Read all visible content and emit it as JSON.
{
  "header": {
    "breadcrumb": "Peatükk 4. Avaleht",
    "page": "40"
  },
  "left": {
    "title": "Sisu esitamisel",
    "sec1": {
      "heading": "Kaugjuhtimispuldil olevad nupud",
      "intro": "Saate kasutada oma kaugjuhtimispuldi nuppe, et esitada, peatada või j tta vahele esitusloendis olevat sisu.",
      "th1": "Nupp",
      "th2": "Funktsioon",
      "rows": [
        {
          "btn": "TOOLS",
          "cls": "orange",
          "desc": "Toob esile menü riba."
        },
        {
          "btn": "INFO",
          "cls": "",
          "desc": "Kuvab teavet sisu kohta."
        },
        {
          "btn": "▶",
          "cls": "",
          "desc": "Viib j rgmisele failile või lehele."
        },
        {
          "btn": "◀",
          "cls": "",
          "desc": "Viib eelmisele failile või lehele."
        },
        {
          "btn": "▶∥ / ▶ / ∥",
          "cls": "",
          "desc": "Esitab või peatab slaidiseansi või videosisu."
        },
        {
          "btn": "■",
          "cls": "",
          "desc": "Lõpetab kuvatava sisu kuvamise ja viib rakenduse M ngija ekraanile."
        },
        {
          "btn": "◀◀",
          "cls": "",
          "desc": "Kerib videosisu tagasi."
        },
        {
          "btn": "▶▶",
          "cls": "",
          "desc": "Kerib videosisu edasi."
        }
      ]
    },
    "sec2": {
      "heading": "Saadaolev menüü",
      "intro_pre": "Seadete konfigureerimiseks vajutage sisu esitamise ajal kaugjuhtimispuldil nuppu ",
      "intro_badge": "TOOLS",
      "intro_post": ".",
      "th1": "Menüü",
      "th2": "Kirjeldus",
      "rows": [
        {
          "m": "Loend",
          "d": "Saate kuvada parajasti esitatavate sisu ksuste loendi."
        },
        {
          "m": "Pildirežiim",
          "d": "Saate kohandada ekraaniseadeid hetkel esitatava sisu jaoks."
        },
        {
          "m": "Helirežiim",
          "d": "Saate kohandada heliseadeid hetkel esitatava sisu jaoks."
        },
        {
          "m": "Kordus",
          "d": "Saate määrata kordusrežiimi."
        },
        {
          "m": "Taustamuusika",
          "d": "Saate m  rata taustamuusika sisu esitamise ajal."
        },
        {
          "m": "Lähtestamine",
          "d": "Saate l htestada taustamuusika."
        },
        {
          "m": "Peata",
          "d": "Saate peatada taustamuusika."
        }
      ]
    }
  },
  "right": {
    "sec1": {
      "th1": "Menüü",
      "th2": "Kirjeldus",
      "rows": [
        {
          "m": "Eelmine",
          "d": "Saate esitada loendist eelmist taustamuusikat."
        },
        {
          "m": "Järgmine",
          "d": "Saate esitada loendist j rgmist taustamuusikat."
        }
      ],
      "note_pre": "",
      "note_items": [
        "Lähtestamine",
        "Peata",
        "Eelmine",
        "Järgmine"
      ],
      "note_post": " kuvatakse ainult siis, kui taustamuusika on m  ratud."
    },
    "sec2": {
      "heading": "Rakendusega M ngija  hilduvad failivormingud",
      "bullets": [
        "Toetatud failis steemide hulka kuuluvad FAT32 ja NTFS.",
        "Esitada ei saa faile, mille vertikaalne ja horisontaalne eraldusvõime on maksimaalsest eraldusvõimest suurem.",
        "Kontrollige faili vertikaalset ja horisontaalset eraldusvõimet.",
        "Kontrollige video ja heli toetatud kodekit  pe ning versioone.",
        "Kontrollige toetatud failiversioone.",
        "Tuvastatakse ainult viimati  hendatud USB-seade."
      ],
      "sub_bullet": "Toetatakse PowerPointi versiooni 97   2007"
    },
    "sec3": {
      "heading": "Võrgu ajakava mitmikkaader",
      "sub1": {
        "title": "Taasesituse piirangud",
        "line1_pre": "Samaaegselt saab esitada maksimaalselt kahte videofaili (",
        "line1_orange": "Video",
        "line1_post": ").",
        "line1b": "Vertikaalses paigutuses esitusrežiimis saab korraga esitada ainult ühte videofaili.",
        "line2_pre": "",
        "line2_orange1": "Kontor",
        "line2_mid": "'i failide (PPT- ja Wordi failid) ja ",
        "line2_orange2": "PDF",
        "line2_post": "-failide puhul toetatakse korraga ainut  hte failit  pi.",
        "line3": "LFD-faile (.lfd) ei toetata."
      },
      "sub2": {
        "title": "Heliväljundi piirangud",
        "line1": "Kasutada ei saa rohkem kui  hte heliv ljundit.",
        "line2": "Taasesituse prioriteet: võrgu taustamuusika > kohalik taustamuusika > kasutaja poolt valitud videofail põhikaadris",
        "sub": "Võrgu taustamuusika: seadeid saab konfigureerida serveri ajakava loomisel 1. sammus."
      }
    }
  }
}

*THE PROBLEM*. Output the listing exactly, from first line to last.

*TASK SOLUTION*.
Read all visible content and emit it as JSON.
{
  "header": {
    "breadcrumb": "Peatükk 4. Avaleht",
    "page": "40"
  },
  "left": {
    "title": "Sisu esitamisel",
    "sec1": {
      "heading": "Kaugjuhtimispuldil olevad nupud",
      "intro": "Saate kasutada oma kaugjuhtimispuldi nuppe, et esitada, peatada või j tta vahele esitusloendis olevat sisu.",
      "th1": "Nupp",
      "th2": "Funktsioon",
      "rows": [
        {
          "btn": "TOOLS",
          "cls": "orange",
          "desc": "Toob esile menü riba."
        },
        {
          "btn": "INFO",
          "cls": "",
          "desc": "Kuvab teavet sisu kohta."
        },
        {
          "btn": "▶",
          "cls": "",
          "desc": "Viib j rgmisele failile või lehele."
        },
        {
          "btn": "◀",
          "cls": "",
          "desc": "Viib eelmisele failile või lehele."
        },
        {
          "btn": "▶∥ / ▶ / ∥",
          "cls": "",
          "desc": "Esitab või peatab slaidiseansi või videosisu."
        },
        {
          "btn": "■",
          "cls": "",
          "desc": "Lõpetab kuvatava sisu kuvamise ja viib rakenduse M ngija ekraanile."
        },
        {
          "btn": "◀◀",
          "cls": "",
          "desc": "Kerib videosisu tagasi."
        },
        {
          "btn": "▶▶",
          "cls": "",
          "desc": "Kerib videosisu edasi."
        }
      ]
    },
    "sec2": {
      "heading": "Saadaolev menüü",
      "intro_pre": "Seadete konfigureerimiseks vajutage sisu esitamise ajal kaugjuhtimispuldil nuppu ",
      "intro_badge": "TOOLS",
      "intro_post": ".",
      "th1": "Menüü",
      "th2": "Kirjeldus",
      "rows": [
        {
          "m": "Loend",
          "d": "Saate kuvada parajasti esitatavate sisu ksuste loendi."
        },
        {
          "m": "Pildirežiim",
          "d": "Saate kohandada ekraaniseadeid hetkel esitatava sisu jaoks."
        },
        {
          "m": "Helirežiim",
          "d": "Saate kohandada heliseadeid hetkel esitatava sisu jaoks."
        },
        {
          "m": "Kordus",
          "d": "Saate määrata kordusrežiimi."
        },
        {
          "m": "Taustamuusika",
          "d": "Saate m  rata taustamuusika sisu esitamise ajal."
        },
        {
          "m": "Lähtestamine",
          "d": "Saate l htestada taustamuusika."
        },
        {
          "m": "Peata",
          "d": "Saate peatada taustamuusika."
        }
      ]
    }
  },
  "right": {
    "sec1": {
      "th1": "Menüü",
      "th2": "Kirjeldus",
      "rows": [
        {
          "m": "Eelmine",
          "d": "Saate esitada loendist eelmist taustamuusikat."
        },
        {
          "m": "Järgmine",
          "d": "Saate esitada loendist j rgmist taustamuusikat."
        }
      ],
      "note_pre": "",
      "note_items": [
        "Lähtestamine",
        "Peata",
        "Eelmine",
        "Järgmine"
      ],
      "note_post": " kuvatakse ainult siis, kui taustamuusika on m  ratud."
    },
    "sec2": {
      "heading": "Rakendusega M ngija  hilduvad failivormingud",
      "bullets": [
        "Toetatud failis steemide hulka kuuluvad FAT32 ja NTFS.",
        "Esitada ei saa faile, mille vertikaalne ja horisontaalne eraldusvõime on maksimaalsest eraldusvõimest suurem.",
        "Kontrollige faili vertikaalset ja horisontaalset eraldusvõimet.",
        "Kontrollige video ja heli toetatud kodekit  pe ning versioone.",
        "Kontrollige toetatud failiversioone.",
        "Tuvastatakse ainult viimati  hendatud USB-seade."
      ],
      "sub_bullet": "Toetatakse PowerPointi versiooni 97   2007"
    },
    "sec3": {
      "heading": "Võrgu ajakava mitmikkaader",
      "sub1": {
        "title": "Taasesituse piirangud",
        "line1_pre": "Samaaegselt saab esitada maksimaalselt kahte videofaili (",
        "line1_orange": "Video",
        "line1_post": ").",
        "line1b": "Vertikaalses paigutuses esitusrežiimis saab korraga esitada ainult ühte videofaili.",
        "line2_pre": "",
        "line2_orange1": "Kontor",
        "line2_mid": "'i failide (PPT- ja Wordi failid) ja ",
        "line2_orange2": "PDF",
        "line2_post": "-failide puhul toetatakse korraga ainut  hte failit  pi.",
        "line3": "LFD-faile (.lfd) ei toetata."
      },
      "sub2": {
        "title": "Heliväljundi piirangud",
        "line1": "Kasutada ei saa rohkem kui  hte heliv ljundit.",
        "line2": "Taasesituse prioriteet: võrgu taustamuusika > kohalik taustamuusika > kasutaja poolt valitud videofail põhikaadris",
        "sub": "Võrgu taustamuusika: seadeid saab konfigureerida serveri ajakava loomisel 1. sammus."
      }
    }
  }
}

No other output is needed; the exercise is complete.